The new Association soon produced other results. Following its dispute with the Balmain Regatta Committee, Mercantile remained out of the 1878 Balmain Regatta. The following year, the Balmain Committee, while still involved in plans for international participation which never eventuated, decided to conduct the regatta under the rules of the new Association. As this meant the judge's decision would henceforth be final, Mercantile buried the hatchet and competed once more. By the time of its first annual meeting in December, 1879, the Association had also introduced a set of rules of racing.
Agreement had also been reached with Victoria that an intercolonial race would be rowed in April of each year in alternate locations, the exact date (other than Easter) being fixed by the committee of the colony in which the regatta was being held. There was one regret: it had not been possible to commence the series of annual regattas the Association had planned. At the meeting, Dangar was succeeded as president of the Association by George Thornton, a position the latter was to hold until his death 22 years later.
The intercolonial race in 1880 was, in accordance with the agreement, rowed in Melbourne. Jim Clark again coached the NSW crew but, for reasons which are not clear, only Bill Anslow of the previous crew made himself available. A light and immature crew resulted, six members being from Sydney with one each from Mercantile and Glebe. In the result, the crew did well, going down by only 3 lengths to a heavier and stronger Victorian crew, stroked, for the first of four consecutive years, by George Upward. A crowd of 15,000 watched the race.
First Australian World Champion in any Sport
Professional sculling had been popular in NSW for many years before the formation of Sydney Rowing Club.
Dick Green was Australia's first champion and in 1863 he journey to England to challenge Robert Chambers,
the champion of the world, but he was unsuccessful in taking the title. William Hickey took the championship
of Australia from Green in 1866 and Hickey, in turn, was beaten by Michael Rush in 1870, also losing the
side wager of ₤400. By the middle of the decade, Edward Trickett, a quarryman, had emerged as the
best in Australia. In 1876, a committee on which Jim Clark served as secretary/treasurer raised funds to
send Trickett to England to race Saddler, the then champion. Trickett was successful and, on his return,
some ₤900 pounds was subscribed to a testimonial fund for him.

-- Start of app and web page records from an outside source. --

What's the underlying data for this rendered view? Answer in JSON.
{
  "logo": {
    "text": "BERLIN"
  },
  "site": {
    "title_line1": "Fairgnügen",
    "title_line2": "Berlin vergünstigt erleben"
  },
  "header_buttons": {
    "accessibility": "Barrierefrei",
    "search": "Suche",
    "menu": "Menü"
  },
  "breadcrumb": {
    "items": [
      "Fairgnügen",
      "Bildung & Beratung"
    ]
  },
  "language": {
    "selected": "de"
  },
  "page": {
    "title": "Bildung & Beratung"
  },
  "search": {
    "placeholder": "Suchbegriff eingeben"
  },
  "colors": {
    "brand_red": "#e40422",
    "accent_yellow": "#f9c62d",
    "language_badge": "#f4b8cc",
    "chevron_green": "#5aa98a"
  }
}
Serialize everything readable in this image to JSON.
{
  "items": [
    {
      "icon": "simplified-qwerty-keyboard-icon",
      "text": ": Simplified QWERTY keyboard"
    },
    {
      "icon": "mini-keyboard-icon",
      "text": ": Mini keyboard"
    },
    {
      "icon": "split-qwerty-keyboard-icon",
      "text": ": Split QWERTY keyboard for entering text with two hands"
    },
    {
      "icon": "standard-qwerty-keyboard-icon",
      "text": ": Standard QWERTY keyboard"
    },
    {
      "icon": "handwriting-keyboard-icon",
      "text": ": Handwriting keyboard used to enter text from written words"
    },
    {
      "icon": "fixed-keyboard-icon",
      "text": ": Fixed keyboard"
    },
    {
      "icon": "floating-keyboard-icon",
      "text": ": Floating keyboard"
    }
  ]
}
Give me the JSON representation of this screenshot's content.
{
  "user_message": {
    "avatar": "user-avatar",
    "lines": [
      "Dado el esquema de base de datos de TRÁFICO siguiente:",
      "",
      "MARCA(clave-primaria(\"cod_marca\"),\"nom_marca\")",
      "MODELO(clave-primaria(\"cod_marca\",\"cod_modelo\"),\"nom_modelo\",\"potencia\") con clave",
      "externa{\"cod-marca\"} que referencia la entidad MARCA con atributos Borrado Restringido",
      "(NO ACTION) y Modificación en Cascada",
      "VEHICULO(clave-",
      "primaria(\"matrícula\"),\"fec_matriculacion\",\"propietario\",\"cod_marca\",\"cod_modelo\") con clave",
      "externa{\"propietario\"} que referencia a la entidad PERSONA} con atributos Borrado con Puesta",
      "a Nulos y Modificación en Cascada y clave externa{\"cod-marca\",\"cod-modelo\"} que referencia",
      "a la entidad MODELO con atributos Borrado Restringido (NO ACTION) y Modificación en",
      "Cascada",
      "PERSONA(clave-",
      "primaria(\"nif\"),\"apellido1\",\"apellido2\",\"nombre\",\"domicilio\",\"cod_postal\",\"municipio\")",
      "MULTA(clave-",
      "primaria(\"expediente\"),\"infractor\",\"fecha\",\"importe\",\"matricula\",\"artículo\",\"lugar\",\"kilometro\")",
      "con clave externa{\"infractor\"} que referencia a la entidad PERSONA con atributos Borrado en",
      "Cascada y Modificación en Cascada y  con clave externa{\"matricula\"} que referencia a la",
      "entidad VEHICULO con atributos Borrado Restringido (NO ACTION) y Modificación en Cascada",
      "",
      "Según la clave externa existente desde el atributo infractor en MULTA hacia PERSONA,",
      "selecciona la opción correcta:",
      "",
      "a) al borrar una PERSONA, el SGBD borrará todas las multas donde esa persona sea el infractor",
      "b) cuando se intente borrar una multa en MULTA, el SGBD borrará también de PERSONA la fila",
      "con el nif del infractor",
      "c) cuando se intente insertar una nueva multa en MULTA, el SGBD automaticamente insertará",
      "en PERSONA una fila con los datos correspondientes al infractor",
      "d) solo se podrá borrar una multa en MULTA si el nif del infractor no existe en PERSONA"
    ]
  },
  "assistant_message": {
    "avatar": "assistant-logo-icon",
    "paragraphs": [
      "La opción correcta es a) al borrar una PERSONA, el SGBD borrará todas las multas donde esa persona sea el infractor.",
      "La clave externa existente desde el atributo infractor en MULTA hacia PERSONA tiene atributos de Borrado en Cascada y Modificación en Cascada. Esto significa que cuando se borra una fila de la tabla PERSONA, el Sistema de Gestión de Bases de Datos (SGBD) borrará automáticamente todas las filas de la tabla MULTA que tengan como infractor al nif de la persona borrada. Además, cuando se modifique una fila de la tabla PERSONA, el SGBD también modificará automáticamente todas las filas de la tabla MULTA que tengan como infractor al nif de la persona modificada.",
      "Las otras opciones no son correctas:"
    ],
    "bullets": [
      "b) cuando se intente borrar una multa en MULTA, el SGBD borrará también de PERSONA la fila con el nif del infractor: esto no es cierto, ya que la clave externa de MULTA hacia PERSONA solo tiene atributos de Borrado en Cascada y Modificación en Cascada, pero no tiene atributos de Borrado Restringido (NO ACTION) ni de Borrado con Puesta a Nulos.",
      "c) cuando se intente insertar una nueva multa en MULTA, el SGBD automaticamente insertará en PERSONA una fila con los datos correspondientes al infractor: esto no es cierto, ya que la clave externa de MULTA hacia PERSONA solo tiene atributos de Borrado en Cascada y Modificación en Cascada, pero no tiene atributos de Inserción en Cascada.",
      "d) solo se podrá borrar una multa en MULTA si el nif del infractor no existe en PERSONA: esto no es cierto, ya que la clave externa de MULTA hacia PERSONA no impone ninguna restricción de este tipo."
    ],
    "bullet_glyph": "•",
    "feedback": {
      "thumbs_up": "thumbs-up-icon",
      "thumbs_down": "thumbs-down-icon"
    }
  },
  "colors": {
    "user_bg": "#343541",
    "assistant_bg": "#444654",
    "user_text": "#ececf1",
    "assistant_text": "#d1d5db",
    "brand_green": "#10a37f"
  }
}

He went on to defend his title successfully
against Rush in 1877 (in a race that was said to have excited more interest "than any event that has
ever happened in the sporting world of Australia") and again against Elias Laycock in 1879. During
the 1876/77 season, the services of Trickett as professional coach were secured by SRC and, at the ceremony
marking the opening of North Shore in 1879, Trickett stroked a Sydney eight in the procession of boats.